Employees might be expected to check their bad mood at the office door, but that’s often not the case. Being in a lousy mood affects people’s work performance, and new research sheds light on the areas that take a hit.
Researchers examined the moods of employees at a insurance company call center several times a day. They found that arriving in a bad mood profoundly hurt their performance.
Nancy Rothbard of the University of Pennsylvania’s Wharton School led the study. She said that a bad mood affects how many calls employees answered, and how effectively they communicated with customers.
It also caused employees to fumble verbally as they went through their calls. Rothbard said past research shows managers can improve their employees’ moods and performance by talking to them if something seems amiss.
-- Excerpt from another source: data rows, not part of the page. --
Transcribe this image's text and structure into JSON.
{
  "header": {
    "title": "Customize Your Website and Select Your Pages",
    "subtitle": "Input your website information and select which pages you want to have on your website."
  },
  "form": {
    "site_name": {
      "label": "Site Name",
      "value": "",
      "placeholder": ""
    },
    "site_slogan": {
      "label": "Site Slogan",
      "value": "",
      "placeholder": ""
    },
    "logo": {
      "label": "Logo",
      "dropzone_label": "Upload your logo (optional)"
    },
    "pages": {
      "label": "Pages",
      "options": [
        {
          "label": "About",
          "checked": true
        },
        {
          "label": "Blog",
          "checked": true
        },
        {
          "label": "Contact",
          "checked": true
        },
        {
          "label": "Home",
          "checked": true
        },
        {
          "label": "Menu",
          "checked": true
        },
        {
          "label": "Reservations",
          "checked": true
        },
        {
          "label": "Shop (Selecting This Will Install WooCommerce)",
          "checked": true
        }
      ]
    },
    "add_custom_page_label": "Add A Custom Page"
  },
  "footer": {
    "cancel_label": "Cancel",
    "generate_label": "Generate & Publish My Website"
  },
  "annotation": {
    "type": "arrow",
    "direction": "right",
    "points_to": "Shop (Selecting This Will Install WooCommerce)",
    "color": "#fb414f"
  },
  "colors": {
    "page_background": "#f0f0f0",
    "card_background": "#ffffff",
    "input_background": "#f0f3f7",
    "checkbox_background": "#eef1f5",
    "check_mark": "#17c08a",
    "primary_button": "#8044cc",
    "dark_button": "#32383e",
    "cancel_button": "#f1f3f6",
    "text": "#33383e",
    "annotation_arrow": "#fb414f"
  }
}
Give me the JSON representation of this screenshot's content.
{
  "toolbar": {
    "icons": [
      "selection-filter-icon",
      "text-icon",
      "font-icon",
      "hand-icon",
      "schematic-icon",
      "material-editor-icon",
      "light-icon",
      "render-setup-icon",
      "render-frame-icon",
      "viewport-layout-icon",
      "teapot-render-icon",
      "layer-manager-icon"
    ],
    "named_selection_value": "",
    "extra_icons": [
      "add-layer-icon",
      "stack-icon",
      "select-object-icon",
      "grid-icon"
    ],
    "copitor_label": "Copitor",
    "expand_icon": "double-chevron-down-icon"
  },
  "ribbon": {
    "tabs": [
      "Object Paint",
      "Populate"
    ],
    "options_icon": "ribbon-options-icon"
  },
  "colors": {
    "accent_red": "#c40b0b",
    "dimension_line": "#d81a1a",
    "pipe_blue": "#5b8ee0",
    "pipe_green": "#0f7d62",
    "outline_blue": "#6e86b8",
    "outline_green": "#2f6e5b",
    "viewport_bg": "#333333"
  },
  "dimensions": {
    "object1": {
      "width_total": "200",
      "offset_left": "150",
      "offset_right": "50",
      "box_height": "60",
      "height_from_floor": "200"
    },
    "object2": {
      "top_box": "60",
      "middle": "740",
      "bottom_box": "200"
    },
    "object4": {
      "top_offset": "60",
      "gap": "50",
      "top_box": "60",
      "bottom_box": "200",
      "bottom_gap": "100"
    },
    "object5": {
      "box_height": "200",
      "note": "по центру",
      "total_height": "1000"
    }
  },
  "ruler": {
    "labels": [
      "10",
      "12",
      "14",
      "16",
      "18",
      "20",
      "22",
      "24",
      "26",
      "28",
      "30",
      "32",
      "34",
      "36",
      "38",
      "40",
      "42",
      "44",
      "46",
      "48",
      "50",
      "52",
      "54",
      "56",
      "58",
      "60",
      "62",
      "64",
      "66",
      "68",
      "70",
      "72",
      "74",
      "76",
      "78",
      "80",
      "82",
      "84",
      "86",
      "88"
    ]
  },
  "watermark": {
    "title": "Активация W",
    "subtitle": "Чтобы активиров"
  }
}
Employees, said Rothbard, should acknowledge their mood and address it.
“Taking a moment, trying to get yourself sorted out and not just trying to barrel through may be a more effective way to handle this than to simply try to put it aside and wall it off,” she said.